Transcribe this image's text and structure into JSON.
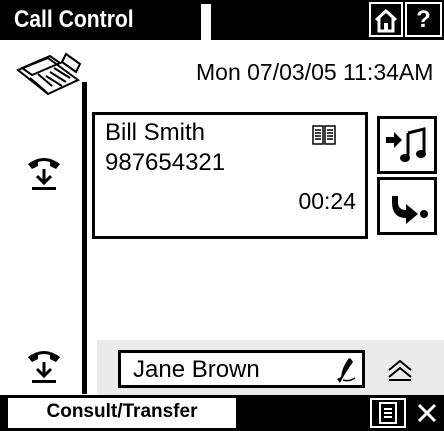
{
  "header": {
    "title": "Call Control",
    "help_label": "?",
    "icons": [
      "home-icon",
      "help-icon"
    ]
  },
  "datetime": "Mon 07/03/05 11:34AM",
  "active_call": {
    "name": "Bill Smith",
    "number": "987654321",
    "timer": "00:24",
    "icons": [
      "phonebook-icon"
    ]
  },
  "side_actions": {
    "icons": [
      "transfer-to-music-icon",
      "forward-call-icon"
    ]
  },
  "left_rail": {
    "icons": [
      "fax-phone-icon",
      "handset-hold-icon",
      "handset-hold-icon"
    ]
  },
  "consult": {
    "name": "Jane Brown",
    "icons": [
      "dial-icon",
      "scroll-up-icon"
    ]
  },
  "bottom_bar": {
    "softkey_label": "Consult/Transfer",
    "icons": [
      "list-icon",
      "close-icon"
    ]
  },
  "colors": {
    "bar": "#000000",
    "background": "#ffffff",
    "panel": "#ebebeb"
  }
}
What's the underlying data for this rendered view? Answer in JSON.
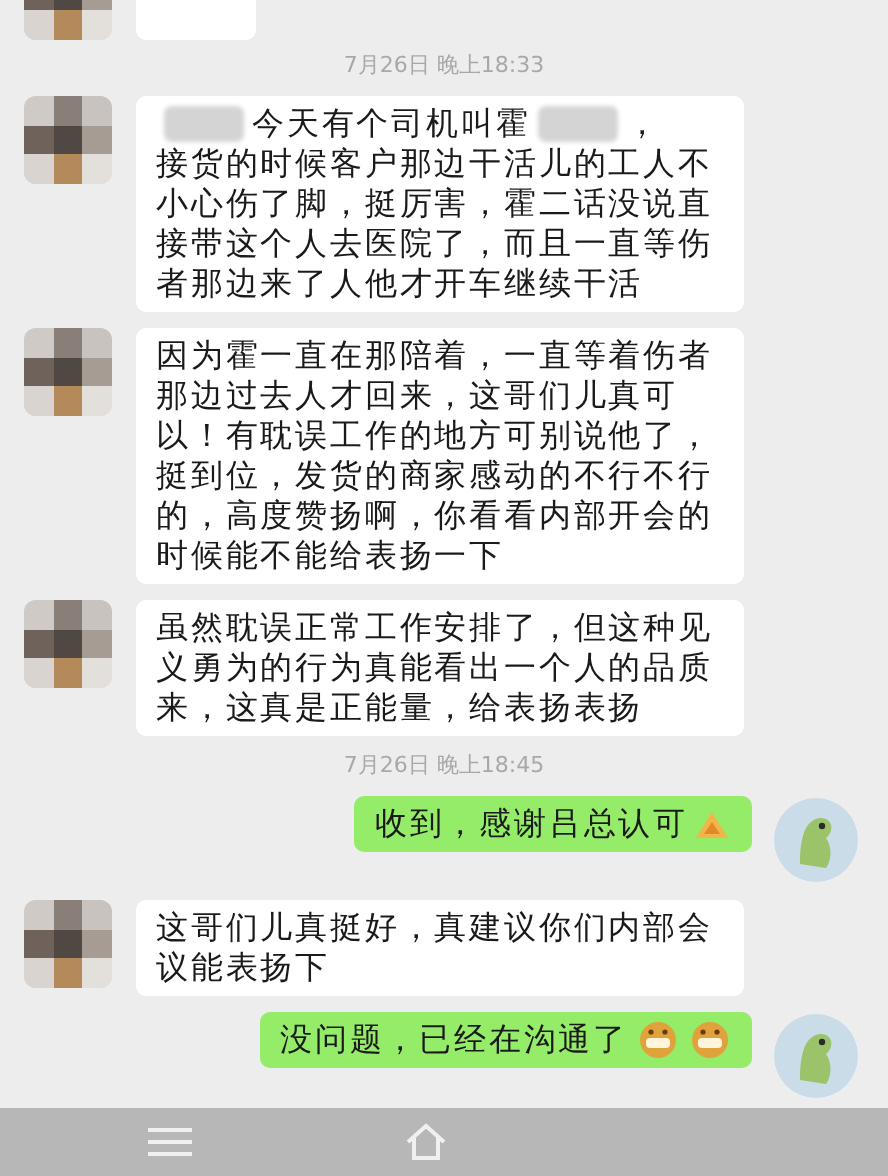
{
  "messages": [
    {
      "kind": "time",
      "text": "7月26日 晚上18:33"
    },
    {
      "kind": "left",
      "lead": [
        {
          "kind": "redacted"
        },
        {
          "kind": "text",
          "text": "今天有个司机叫霍"
        },
        {
          "kind": "redacted"
        },
        {
          "kind": "text",
          "text": "，"
        }
      ],
      "text": "接货的时候客户那边干活儿的工人不小心伤了脚，挺厉害，霍二话没说直接带这个人去医院了，而且一直等伤者那边来了人他才开车继续干活"
    },
    {
      "kind": "left",
      "text": "因为霍一直在那陪着，一直等着伤者那边过去人才回来，这哥们儿真可以！有耽误工作的地方可别说他了，挺到位，发货的商家感动的不行不行的，高度赞扬啊，你看看内部开会的时候能不能给表扬一下"
    },
    {
      "kind": "left",
      "text": "虽然耽误正常工作安排了，但这种见义勇为的行为真能看出一个人的品质来，这真是正能量，给表扬表扬"
    },
    {
      "kind": "time",
      "text": "7月26日 晚上18:45"
    },
    {
      "kind": "right",
      "text": "收到，感谢吕总认可",
      "icons": [
        {
          "kind": "hands"
        }
      ]
    },
    {
      "kind": "left",
      "text": "这哥们儿真挺好，真建议你们内部会议能表扬下"
    },
    {
      "kind": "right",
      "text": "没问题，已经在沟通了",
      "icons": [
        {
          "kind": "grin"
        },
        {
          "kind": "grin"
        }
      ]
    }
  ]
}
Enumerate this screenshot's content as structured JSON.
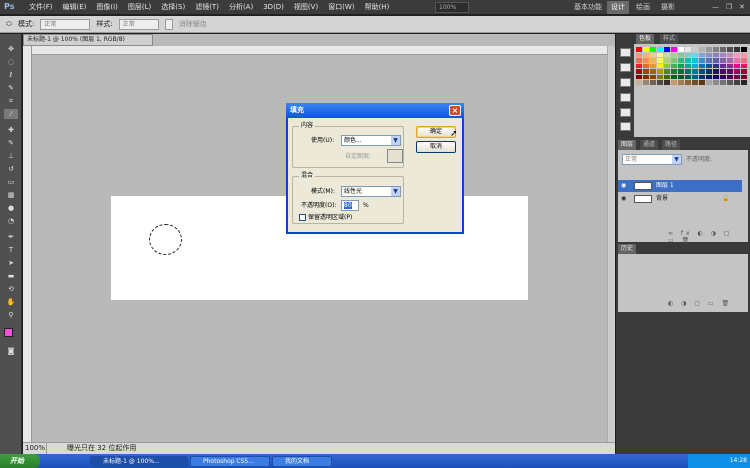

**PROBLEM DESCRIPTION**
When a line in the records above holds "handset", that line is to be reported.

**RESPONSE**
      "handset-hold-icon",
      "handset-hold-icon"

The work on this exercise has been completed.